According to the World Health Organization (WHO), there are now over 93,000 confirmed cases of coronavirus all over the world, and the death toll has climbed to over 3,000. California has pronounced a state-wide emergency after the first life was lost due to the outbreak. Iran is set to limit travel between major cities, while the Swiss government banned gatherings of more than 1000 people. Apple warned retail employees about the shortage of replacement iPhones, F8 conference (along with many other events) has been cancelled.
Depending on how the situation develops, the UK might send employees to work from home for three months – a decision many other countries might need to consider as well. Companies with employees in the most affected areas have already issued a work from home order, but many more have banned travel to these countries.
The predictions from the International Air Transport Association (Iata) state that the airlines industry could be losing up to $113 billion this year, and the collapse of British airliner Flybe is proof that this industry needs plans which will protect it.
Generally, business around the world have been affected by coronavirus in three major ways, and we’ll explore them in this article:
- Supply chains have been disrupted;
- Number of consumers is lowering;
- Work limitations.
Disrupted Supply Chains
China is the world’s largest supplier, so naturally businesses from everywhere are heavily affected when Chinese factories close down.
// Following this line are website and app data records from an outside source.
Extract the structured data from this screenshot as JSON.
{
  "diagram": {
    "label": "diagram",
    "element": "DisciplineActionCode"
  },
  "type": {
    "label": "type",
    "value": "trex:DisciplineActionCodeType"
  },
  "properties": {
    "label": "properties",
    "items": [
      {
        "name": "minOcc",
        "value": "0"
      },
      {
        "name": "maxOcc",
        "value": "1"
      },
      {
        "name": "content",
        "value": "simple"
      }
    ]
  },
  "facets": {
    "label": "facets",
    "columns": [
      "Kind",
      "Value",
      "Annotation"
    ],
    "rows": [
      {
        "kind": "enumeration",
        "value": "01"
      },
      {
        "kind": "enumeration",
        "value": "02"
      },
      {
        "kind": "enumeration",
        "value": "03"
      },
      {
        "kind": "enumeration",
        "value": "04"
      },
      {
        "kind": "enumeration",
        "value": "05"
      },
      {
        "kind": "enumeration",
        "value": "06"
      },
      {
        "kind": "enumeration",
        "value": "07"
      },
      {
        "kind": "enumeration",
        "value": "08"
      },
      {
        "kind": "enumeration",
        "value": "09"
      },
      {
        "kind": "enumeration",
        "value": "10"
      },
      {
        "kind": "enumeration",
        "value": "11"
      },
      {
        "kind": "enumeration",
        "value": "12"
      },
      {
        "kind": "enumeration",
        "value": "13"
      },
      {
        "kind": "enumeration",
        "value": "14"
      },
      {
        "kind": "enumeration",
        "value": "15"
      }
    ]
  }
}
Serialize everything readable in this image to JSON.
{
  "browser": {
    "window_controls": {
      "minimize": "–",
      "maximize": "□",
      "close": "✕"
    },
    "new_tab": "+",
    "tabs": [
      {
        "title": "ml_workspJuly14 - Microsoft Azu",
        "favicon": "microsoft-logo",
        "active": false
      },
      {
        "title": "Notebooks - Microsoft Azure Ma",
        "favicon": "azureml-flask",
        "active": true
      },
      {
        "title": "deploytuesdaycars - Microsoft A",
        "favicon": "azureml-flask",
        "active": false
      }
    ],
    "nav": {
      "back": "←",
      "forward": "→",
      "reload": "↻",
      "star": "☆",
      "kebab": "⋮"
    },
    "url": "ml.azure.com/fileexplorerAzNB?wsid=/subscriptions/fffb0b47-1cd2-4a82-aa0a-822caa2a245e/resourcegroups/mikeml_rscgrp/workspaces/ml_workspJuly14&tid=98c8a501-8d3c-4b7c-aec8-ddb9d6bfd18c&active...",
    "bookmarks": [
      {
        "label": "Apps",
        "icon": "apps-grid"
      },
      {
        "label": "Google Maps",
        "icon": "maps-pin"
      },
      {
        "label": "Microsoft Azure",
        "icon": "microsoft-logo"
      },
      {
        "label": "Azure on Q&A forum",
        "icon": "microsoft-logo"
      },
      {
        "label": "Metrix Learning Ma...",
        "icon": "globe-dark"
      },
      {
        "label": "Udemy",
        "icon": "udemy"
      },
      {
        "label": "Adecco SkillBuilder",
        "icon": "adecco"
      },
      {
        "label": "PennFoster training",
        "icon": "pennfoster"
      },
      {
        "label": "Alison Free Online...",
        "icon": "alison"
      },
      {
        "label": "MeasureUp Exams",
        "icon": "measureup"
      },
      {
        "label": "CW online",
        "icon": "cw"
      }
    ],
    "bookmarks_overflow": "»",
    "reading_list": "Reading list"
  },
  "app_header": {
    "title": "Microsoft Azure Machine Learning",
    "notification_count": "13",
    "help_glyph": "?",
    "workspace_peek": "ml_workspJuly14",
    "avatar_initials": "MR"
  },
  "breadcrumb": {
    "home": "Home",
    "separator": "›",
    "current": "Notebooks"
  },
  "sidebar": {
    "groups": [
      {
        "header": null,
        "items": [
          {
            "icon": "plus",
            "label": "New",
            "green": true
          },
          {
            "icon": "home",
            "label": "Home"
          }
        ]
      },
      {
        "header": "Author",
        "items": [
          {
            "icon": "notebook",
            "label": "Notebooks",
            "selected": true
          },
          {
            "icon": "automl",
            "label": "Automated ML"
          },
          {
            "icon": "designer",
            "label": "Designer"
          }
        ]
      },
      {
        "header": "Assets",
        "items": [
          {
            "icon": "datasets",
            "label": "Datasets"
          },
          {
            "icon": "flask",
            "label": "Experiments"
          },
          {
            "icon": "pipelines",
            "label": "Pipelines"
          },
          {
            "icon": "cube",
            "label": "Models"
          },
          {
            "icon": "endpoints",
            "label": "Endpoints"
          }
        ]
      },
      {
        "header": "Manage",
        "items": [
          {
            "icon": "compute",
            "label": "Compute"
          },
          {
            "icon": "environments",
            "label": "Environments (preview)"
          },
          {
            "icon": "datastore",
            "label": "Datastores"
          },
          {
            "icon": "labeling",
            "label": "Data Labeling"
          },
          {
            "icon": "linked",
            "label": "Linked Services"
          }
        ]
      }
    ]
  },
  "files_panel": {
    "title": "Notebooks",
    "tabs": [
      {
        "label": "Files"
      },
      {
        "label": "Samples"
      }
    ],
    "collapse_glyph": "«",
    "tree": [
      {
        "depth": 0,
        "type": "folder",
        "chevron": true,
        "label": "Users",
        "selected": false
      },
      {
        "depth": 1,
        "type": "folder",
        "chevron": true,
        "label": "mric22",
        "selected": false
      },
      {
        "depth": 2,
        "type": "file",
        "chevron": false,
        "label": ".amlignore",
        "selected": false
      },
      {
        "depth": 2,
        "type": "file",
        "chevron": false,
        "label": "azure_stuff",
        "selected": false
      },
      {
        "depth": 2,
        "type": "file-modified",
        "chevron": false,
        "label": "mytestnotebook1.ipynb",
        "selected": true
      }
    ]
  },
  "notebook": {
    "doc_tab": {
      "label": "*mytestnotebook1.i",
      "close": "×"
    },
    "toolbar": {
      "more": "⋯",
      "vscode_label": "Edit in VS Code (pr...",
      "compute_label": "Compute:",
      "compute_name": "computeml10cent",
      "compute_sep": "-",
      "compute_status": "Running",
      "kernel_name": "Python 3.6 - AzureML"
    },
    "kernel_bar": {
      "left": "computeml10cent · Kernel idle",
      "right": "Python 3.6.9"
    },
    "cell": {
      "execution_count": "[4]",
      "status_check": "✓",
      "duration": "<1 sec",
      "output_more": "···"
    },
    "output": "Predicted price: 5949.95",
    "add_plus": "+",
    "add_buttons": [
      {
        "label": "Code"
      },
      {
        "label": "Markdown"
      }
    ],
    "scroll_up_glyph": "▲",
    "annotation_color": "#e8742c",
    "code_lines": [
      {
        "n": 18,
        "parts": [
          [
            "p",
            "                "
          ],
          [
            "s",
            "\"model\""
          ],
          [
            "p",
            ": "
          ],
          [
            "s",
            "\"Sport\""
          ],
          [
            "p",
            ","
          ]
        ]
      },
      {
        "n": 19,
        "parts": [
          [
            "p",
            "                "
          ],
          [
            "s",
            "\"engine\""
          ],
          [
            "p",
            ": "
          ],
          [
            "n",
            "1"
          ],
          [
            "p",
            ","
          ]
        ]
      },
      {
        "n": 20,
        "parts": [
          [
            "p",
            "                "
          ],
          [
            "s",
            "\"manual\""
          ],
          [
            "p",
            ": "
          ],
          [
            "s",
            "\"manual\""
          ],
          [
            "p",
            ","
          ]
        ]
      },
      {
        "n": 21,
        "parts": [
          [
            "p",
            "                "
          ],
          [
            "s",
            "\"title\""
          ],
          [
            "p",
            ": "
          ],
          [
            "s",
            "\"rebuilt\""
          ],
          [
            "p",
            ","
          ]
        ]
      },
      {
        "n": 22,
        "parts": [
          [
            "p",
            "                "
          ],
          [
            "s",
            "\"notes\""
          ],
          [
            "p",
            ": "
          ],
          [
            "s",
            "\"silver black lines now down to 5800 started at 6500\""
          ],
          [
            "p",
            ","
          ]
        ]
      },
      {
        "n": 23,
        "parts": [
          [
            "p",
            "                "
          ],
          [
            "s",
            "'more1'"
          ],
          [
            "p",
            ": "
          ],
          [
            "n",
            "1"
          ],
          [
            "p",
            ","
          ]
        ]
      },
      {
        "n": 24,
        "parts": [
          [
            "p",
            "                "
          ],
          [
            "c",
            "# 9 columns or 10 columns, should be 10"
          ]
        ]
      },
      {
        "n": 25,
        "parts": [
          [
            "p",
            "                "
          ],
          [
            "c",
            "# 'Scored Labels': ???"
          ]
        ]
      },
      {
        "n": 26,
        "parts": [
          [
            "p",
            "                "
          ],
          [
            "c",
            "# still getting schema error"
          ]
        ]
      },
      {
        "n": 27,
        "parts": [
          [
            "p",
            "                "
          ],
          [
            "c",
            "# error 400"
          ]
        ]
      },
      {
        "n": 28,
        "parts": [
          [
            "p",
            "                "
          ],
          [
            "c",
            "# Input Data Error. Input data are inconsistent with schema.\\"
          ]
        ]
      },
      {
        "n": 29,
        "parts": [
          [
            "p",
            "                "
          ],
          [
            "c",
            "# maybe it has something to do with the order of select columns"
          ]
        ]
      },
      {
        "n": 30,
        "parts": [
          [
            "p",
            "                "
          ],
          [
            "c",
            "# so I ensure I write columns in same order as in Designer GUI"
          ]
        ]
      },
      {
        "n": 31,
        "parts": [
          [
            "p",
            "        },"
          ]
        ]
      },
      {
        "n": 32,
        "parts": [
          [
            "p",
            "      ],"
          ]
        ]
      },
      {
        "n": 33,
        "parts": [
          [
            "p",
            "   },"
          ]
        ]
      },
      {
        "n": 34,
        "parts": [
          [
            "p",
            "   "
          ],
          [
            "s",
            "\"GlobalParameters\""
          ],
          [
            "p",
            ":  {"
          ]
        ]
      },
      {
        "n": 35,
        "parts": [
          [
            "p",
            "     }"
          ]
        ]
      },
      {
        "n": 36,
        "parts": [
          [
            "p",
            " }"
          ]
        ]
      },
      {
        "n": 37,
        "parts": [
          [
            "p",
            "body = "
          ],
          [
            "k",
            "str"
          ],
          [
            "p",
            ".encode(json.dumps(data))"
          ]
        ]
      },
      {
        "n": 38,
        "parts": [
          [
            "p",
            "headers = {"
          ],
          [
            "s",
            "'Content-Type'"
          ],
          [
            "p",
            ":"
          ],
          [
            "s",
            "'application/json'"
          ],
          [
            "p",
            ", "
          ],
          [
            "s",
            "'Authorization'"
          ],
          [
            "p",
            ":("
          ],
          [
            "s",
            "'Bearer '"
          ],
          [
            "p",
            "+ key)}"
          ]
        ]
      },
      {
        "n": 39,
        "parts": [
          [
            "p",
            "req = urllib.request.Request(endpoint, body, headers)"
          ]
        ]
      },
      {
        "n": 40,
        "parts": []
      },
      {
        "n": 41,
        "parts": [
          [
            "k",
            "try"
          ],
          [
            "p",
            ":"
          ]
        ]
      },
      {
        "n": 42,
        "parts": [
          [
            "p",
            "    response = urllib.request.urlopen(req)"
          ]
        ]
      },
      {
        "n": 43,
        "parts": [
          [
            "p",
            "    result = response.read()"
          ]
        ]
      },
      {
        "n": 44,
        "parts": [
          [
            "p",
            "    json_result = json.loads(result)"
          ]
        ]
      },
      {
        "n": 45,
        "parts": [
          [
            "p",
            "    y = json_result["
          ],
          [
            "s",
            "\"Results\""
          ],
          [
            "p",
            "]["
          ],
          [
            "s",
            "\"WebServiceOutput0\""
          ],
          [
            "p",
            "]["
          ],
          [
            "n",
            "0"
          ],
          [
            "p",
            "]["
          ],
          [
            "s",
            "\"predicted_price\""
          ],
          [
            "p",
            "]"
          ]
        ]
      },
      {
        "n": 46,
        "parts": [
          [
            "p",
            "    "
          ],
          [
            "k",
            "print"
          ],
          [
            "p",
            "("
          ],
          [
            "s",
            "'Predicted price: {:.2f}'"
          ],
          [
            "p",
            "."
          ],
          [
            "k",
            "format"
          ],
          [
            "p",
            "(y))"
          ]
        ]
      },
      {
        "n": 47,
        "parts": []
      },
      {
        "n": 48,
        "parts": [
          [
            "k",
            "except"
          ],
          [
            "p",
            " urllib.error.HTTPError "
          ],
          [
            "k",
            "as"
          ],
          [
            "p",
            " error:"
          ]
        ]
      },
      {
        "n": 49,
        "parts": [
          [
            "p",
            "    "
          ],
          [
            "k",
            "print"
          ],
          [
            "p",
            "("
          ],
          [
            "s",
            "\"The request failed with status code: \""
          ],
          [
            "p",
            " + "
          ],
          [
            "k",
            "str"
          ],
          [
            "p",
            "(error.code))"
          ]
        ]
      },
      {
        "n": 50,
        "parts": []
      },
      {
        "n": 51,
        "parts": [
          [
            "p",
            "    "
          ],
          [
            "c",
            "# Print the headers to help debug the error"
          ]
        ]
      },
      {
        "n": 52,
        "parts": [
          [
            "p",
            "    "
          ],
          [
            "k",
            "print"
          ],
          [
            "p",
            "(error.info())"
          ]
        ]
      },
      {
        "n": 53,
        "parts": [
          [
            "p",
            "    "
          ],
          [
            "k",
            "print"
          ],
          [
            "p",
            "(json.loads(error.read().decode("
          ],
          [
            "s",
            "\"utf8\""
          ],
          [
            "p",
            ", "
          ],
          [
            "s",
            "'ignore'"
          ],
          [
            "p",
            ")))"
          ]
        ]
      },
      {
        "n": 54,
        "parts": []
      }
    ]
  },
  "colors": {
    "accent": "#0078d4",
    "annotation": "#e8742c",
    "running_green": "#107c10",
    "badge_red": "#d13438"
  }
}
Which is exactly what happened with the outbreak of coronavirus.
Technology and automotive sectors are two sectors which suffered the most, since China accounts for 30% of global exports of electric and eclectic components. Lockdown of the Chinese Apple factories is the main reason Apple reported that they expect loss in revenue in Q1 of 2020. Samsung has been flying parts from China to factories in Vietnam to try and keep up with the production because their trucks weren’t allowed to cross the border. Jaguar Land Rover was flying parts in suitcases, so they could continue making cars in the UK without interruption.
Lower Consumer Numbers
Consumer-facing businesses keep counting their losses because they keep losing Chinese customers. This is especially true for luxury brands, whose pool of customers is almost 50% of the Chinese descent. According to some economists, the drop of 10% in Chinese spending in Q1 could lead to a 4% drop in annual profits.
In general, consumers in China have been spending only the 3rd of what they used to, and it can be expected that the same thing will happen around the world as the virus is spreading even more.
Work from home exploded in a short period of time, but the managers are facing a completely new set of challenges since the whole companies are now working remotely. Corporate travels have been banned, or limited only to the most important business matters.
Even though many companies already have work from home policies in place, it’s rare that entire company or branch suddenly works from home. While this type of work can bring out more productivity, employees and employers who aren’t used to it can run into many challenges.
In a remote environment daily usual things like chatting with coworkers, having lunch together, tracking attendance and having brainstorming sessions in front of a whiteboard are not really possible. Not to mention, asynchronous communication isn’t something all teams are used to.
The fact is that coronavirus outbreak won’t be contained anytime soon, and that companies must prepare while they still have the time. It’s advisable to read up on the best practices for teleworking, investigate how other companies are doing it and rely on numerous work from home guides you can find.
The post Here’s How Coronavirus Is Disrupting the Business World appeared first on Market News Bizz.